, Volume 17, Issue 2, pp 125–128 | Cite as

The toxicity of malathion and its hydrolysis products to the Eastern Mudminnow,Umbra pygmaea (DeKay)

  • Michael E. Bender
  • James R. Westman
Short Papers and Notes


The toxicity of malathion and its major hydrolysis products to the eastern mudminnow,Umbra pygmaea, was determined by utilizing 4-day static toxicity tests and 14-day continuous flow tests. Four-day LC50 values in mg/l were as follows: malathion 0.24; dimethylphosphorodithioic acid 17; diethyl fumarate 8.5; 2-mercaptodiethylsuccinate 47 and dimethylphosphorothionic acid 26. The basic hydrolysis products proved to be more toxic than the acid hydrolysis products and 14-day continuous flow tests were conducted only on malathion and the basic hydrolysis products. Calculations of field application rates for the pesticide reviewed in light of the toxicity results suggest that only the parent compound, malathion, poses an environmental hazard to the mudminnow.

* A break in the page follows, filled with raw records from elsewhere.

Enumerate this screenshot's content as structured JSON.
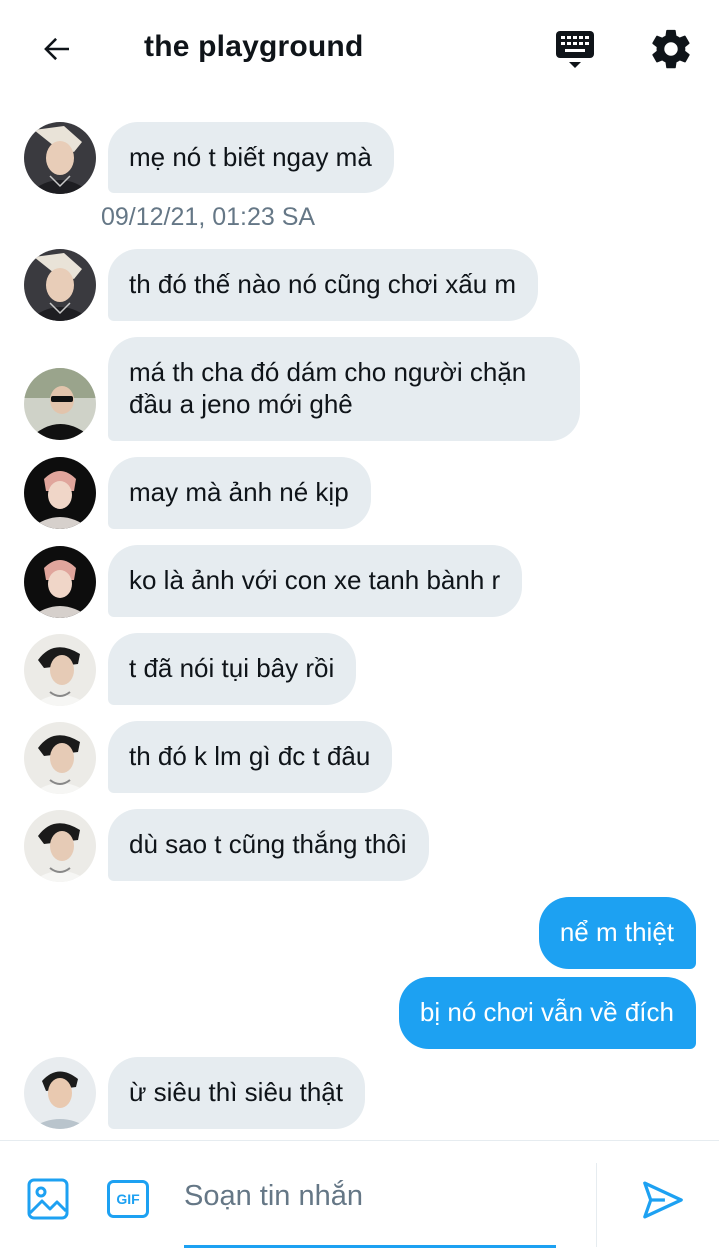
{
  "header": {
    "title": "the playground"
  },
  "icons": {
    "back": "arrow-left-icon",
    "keyboard": "keyboard-icon",
    "settings": "gear-icon",
    "media": "image-icon",
    "gif": "gif-icon",
    "send": "send-icon"
  },
  "colors": {
    "accent": "#1da1f2",
    "bubble_in": "#e6ecf0",
    "text": "#0f1419",
    "muted": "#657786"
  },
  "messages": [
    {
      "direction": "in",
      "text": "mẹ nó t biết ngay mà"
    },
    {
      "direction": "in",
      "text": "th đó thế nào nó cũng chơi xấu m"
    },
    {
      "direction": "in",
      "text": "má th cha đó dám cho người chặn đầu a jeno mới ghê"
    },
    {
      "direction": "in",
      "text": "may mà ảnh né kịp"
    },
    {
      "direction": "in",
      "text": "ko là ảnh với con xe tanh bành r"
    },
    {
      "direction": "in",
      "text": "t đã nói tụi bây rồi"
    },
    {
      "direction": "in",
      "text": "th đó k lm gì đc t đâu"
    },
    {
      "direction": "in",
      "text": "dù sao t cũng thắng thôi"
    },
    {
      "direction": "out",
      "text": "nể m thiệt"
    },
    {
      "direction": "out",
      "text": "bị nó chơi vẫn về đích"
    },
    {
      "direction": "in",
      "text": "ừ siêu thì siêu thật"
    }
  ],
  "timestamp": "09/12/21, 01:23 SA",
  "composer": {
    "placeholder": "Soạn tin nhắn",
    "gif_label": "GIF"
  }
}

Hydrolysis Product Malathion Fathead Minnow Gloucester Point LC50 Concentration 
These keywords were added by machine and not by the authors. This process is experimental and the keywords may be updated as the learning algorithm improves.


Unable to display preview. Download preview PDF.

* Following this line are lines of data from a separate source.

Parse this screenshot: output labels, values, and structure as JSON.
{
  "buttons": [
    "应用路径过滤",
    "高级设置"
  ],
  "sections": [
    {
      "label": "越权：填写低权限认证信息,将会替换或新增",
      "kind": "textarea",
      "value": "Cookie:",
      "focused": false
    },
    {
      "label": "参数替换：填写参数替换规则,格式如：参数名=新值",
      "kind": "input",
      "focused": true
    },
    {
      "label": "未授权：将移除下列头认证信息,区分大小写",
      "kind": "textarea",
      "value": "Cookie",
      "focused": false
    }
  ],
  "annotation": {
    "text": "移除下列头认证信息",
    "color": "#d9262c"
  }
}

Unable to display preview. Download preview PDF.

Literature Cited

  1. American Public Health Association. 1960. Standard Methods for the Examination of Water and Waste Water. Eleventh Ed., American Public Health Association, New York, N.Y. 626 p.Google Scholar
  2. Bender, M. E. 1968. The effect of malathion on fishes. Ph.D. Thesis, Rutgers University. 97 p.Google Scholar
  3. — 1969. The toxicity of the hydrolysis and breakdown products of malathion to the fathead minnow (Pimephales promelas, Rafinesque).Water Res. 3(4):571–582.CrossRefGoogle Scholar
  4. Burdick, G. E. 1967. Use of bioassays in determining levels of toxic wastes harmful to aquatic organisms. Am. Fish. Soc. Special Publication No. 4:7–12.Google Scholar
  5. Hoff, J. G., andJ. R. Westman. 1965. Experiments with a dibrom-malathion formulation as a selective piscicide.New York Fish and Game J. 12:99–107.Google Scholar
  6. Litchfield, J. T., andF. Wilcoxon. 1949. A simplified method of evaluating dose effect experiments.J. Pharmacol. Exper. Therap. 96(1):99.Google Scholar
  7. Macek, K. J., andW. A. McAllister. 1970. Insecticide susceptibility of some common fish family representatives.Trans. Amer. Fish. Soc. 99(1):20–27.CrossRefGoogle Scholar
  8. Mount, D. I., andW. A. Brungs. 1967. A simplified dosing apparatus for fish toxicological studies.Water Res. 1(1):21.CrossRefGoogle Scholar
  9. —, andC. E. Stephan. 1967. A method for establishing acceptable toxicant limits for fish-malathion and the butoxyethanol ester of 2,4D.Trans. Am. Fish. Soc. 96(2):85–193.CrossRefGoogle Scholar
  10. Muhlmann, V. R., andG. Schroder. 1957. Hydrolyse der insekliziden phosphorsaureester.Z. Naturforscg. 12:196–208.Google Scholar
  11. Mulla, M. S., J. S. Amant, andL. D. Anderson. 1967. Evaluation of organic pesticides for possible use as fish toxicants.Prog. Fish-Cult. 29(1):36–42.CrossRefGoogle Scholar
  12. Pickering, Q. H., C. Henderson, andA. E. Lemke. 1962. The toxicity of organic phosphorus insecticides to different species of warm water fishes.Trans. Am. Fish. Soc. 91(2):175–184.CrossRefGoogle Scholar
  13. Tarzwell, C. M. 1958. The toxicity of some organic insecticides to fishes. Proc. of the Twelfth Annual Conference, Southeastern Association of Game and Fish Commissioners: 233–239.Google Scholar
  14. Tarzwell, C. M. 1963. Harards of pesticides to fishes and the aquatic environment. From: Pesticides—their use and effect. Proc. Symp. N. Y. Legis. Commit. on Nat. Resources.Google Scholar
  15. Weiss, C. M., and J. H. Gakstatter. 1965. The decay of anticholinesterase activity of organic phosphorus insecticides on storage in waters of different pH. The Proceedings of the Second International Water Pollution Research Conference. Tokyo 1964:83–99.Google Scholar

Copyright information

© Springer 1976

Authors and Affiliations

  • Michael E. Bender
    • 1
  • James R. Westman
    • 1
  1. 1.Rutgers UniversityNew Brunswick

Personalised recommendations